December is an incredibly busy time for most, but especially if you’re a musician – and perhaps even more so if you’re a musician AND a student. Regardless of the music itself, the UNC Jazz Band should be commended for playing a semester-ending concert right in the middle of finals week. However, the quality of their performance belied the academic calendar. Led by Jim Ketch (UNC’s Director of Jazz Studies), the UNC Jazz Band performed a fun and festive concert full of Christmas favorites.

Although nearly all the pieces on the program featured at least one soloist (and usually more than one), the band showed a tremendous amount of synchronicity, and very rarely did the levels sound imbalanced between ensemble and soloist. Notable solo moments included Nick Sengstaken (tenor sax) in “Let It Snow,” Anne Bennett (alto sax) in the final piece, “Go Tell It On the Mountain,” and pianist Julian Lambert throughout (particularly in the contemporary Gordon Goodwin arrangement, “Yo! Tannenbaum”). This Goodwin piece that closed the first half was particularly enjoyable, beginning deceivingly with a brass-centric hymn texture before diving into two tempo changes and a sense of freedom that made the whole band shine.

Special guest and trumpet soloist Ken McGee joined the UNC Jazz Band (and his daughter Renee) to play Tom Kubis’ gospel-like mashup of “O Come all Ye Faithful/O Little Town of Bethlehem.” The two trumpeters each took one side of the combo, with solos that seemed to climb higher and higher to the end. Not only is Ken McGee a father to Renee, he also happens to be the current leader of the US Army Blues as well as a former lead trumpet soloist with the US Army Band.

While some of the Christmas arrangements performed started out predictably but soon delved into freewheeling, swing jazz, a few arrangements were more straightforward and featured vocalist Ramunė Marcinkevičiūtė. Her gently nuanced vocals fit well with Jerry Novak’s romantic arrangement of Mel Thorne’s “The Christmas Song” before showing a more upbeat style later on with a bit of scat singing in “Jingle Bells.”

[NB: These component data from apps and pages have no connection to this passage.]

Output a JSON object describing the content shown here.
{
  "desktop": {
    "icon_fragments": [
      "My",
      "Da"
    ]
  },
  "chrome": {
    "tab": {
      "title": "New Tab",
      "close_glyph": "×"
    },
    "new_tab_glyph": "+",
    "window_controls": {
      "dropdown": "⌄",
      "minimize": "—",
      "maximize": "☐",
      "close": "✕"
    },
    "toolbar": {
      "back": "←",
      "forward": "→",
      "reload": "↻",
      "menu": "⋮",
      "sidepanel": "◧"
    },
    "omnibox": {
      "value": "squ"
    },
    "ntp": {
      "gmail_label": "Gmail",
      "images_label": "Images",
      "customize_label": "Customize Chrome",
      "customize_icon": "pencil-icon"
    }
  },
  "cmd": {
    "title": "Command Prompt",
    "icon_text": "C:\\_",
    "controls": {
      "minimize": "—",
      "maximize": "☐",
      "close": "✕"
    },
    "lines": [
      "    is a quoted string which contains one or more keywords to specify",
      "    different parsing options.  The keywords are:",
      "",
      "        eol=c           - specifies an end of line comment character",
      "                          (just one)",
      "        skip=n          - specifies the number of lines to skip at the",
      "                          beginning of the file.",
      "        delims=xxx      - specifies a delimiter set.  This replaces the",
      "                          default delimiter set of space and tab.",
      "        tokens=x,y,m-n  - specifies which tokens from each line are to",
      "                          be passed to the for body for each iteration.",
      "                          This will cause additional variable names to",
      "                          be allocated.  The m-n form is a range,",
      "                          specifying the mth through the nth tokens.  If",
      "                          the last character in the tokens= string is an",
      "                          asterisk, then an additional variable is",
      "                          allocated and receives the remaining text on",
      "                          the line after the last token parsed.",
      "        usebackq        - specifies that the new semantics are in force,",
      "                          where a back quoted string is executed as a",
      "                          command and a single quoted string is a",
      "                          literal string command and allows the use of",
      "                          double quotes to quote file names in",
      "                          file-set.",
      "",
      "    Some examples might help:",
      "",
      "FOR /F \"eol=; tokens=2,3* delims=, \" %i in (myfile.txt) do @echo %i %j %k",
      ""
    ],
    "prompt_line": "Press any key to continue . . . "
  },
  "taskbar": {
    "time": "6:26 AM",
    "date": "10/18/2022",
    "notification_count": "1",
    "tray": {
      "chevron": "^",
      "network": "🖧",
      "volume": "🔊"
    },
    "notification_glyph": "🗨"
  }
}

Despite having a concert of entirely winter/Christmas themed music, the holiday spirit never got too tiresome, thanks to the skill of the UNC Jazz Band and Ketch’s easy-going yet firm leadership. For many in the audience, this performance was probably a great kickstart to a month of listening to holiday favorites. (For these musicians, the holiday spirit started at the first rehearsal!)